As the national media prepared to cover the historic 2008 election, Stars and Stripes, the Pentagon-funded daily newspaper, was making its own plans to report on the conclusion of the presidential race. As part of its election coverage, the paper planned to dispatch reporters to the common areas of military bases in order to chronicle the scene as the returns rolled on. A Stripes editor, Tom Skeen, advised the Pentagon of the paper’s plans beforehand as a matter of “courtesy,” but was “flabbergasted” by the response he received from the Office of the Secretary of Defense for Public Affairs: stand down. “As a matter of long standing policy, DoD personnel are to avoid engaging in activities that could associate the Department with any partisan election,” the paper was told.
In a critical column today, the paper’s ombudsman fired back:

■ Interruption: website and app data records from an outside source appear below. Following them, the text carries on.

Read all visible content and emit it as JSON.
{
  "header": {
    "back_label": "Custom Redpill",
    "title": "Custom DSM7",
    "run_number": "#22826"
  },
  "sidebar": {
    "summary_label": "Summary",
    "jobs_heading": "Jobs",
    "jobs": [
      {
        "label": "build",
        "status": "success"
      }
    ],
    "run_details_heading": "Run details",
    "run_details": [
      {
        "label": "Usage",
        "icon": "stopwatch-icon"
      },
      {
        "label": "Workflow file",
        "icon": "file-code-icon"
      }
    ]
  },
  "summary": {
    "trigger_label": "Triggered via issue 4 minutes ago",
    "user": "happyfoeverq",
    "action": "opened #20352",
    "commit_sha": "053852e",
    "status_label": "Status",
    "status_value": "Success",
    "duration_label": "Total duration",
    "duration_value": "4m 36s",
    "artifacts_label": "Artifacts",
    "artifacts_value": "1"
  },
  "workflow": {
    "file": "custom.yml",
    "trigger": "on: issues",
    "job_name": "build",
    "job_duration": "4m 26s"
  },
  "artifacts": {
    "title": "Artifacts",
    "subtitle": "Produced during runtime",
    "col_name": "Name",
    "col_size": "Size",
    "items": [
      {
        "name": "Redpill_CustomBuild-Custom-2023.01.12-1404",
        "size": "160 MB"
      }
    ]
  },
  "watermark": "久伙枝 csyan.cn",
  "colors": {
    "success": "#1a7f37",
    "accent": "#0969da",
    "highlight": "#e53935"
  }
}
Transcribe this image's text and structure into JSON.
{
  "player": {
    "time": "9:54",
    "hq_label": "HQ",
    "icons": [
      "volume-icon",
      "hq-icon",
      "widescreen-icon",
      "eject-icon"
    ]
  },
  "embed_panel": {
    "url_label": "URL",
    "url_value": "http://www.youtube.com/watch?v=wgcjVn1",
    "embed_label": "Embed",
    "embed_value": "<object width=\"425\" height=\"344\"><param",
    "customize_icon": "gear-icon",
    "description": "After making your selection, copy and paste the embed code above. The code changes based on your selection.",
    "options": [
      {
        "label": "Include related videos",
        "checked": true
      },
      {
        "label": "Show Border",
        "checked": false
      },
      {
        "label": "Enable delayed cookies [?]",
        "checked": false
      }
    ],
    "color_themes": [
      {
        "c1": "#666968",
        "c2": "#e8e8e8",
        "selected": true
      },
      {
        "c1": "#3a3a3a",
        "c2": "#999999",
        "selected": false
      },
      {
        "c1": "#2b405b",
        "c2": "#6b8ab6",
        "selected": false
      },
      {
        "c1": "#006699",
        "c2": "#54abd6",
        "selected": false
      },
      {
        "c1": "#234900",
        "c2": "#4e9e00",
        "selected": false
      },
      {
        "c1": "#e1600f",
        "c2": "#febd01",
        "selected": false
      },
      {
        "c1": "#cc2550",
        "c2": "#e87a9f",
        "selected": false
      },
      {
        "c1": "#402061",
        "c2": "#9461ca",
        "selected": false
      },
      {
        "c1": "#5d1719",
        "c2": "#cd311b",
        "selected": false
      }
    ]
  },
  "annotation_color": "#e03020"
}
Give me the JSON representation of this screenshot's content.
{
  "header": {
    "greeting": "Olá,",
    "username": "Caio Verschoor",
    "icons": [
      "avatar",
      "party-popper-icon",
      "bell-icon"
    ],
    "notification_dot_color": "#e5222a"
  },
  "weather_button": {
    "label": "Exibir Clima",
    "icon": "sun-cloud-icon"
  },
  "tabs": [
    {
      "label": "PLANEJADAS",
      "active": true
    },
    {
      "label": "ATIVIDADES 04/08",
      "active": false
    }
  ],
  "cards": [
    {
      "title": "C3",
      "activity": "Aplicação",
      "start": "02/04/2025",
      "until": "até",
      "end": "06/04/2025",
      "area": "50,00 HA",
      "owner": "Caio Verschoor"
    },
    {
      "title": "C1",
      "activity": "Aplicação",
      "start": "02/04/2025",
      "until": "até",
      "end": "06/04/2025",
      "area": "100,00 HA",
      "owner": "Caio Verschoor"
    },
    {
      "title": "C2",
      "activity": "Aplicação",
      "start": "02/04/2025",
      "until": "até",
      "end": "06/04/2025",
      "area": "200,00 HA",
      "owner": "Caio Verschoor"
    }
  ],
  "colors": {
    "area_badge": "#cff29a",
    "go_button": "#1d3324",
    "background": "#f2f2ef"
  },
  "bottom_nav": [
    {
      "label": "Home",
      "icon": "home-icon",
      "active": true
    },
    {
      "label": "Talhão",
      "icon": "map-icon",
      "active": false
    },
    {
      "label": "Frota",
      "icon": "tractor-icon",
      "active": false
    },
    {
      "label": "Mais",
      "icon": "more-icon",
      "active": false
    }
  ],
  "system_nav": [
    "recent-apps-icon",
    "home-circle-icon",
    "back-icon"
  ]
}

What servicemembers say while in uniform can be construed as a position of the DOD, the officials said. No matter that servicemembers, identified by name, rank and location, express themselves regularly in letters to the editor of newspapers, and in blogs. No matter that every DOD restriction placed on uniformed servicemembers with respect to politics speaks explicitly of “official capacity” actions — giving a speech, writing a column, being active in a political event such as a demonstration. No matter that Congress has clearly stated that both Stars and Stripes and “military personnel on the frontiers of freedom” must be protected by the free speech provisions of the First Amendment.
There were other arguments for barring Stripes from this fairly routine election coverage exercise. For one thing, the officials said, commercial media were not being allowed to go on bases to cover election reaction, so Stripes also should not be. This is a recurring argument that ignores the unique position of Stripes — unique not only within the U.S. government but probably within any government in the world. It has been created and is supported within the DOD to provide news and information to troops in a way that no other civilian media want to do or can do. Stripes staffers work from offices on base. They have DOD ID cards. They live and work in many respects as servicemembers themselves do. And there is no small number of active-duty personnel on assignment to Stripes as editors, reporters and photographers.
Ultimately, Stripes‘ editorial director, Terry Leonard, decided to ignore the order, instructing the paper’s reporters to carry on as planned unless they were told to stop, in which case they were to state their objections and leave without incident. And at bases in Japan and South Korea military public affairs officials did indeed intercede, preventing Stripes reporters from interviewing servicemembers. Explaining the unusual interference in the paper’s operations, a Pentagon spokesman later said that nothing good could come from covering the military perspective on presidential politics: “It’s nothing but a gateway to trouble for us.”
In the end, Stripes reporters were successful in gauging the ground-level reaction of grunts worldwide—and, at press time, the Pentagon had yet to be subsumed into the void of partisan politics.
Among the remarks relayed on Stripes‘ Twitter feed:
A1C Elias Zavala: “Go Obama. I’m not saying who I voted for, I’m just saying, ‘Go him.'”
Pfc. Michael Cunningham: “It’s kind of picking the lesser of two evils.”
Tech Sgt. (and McCain supporter) Joe Bosacco: “Hopefully I single-handedly saved the world with my absentee ballot.”
A1C Andrew Greenwell: “As far as I’m concerned, whoever wins is my commander in chief & I’ll do what he says. It really is that simple.”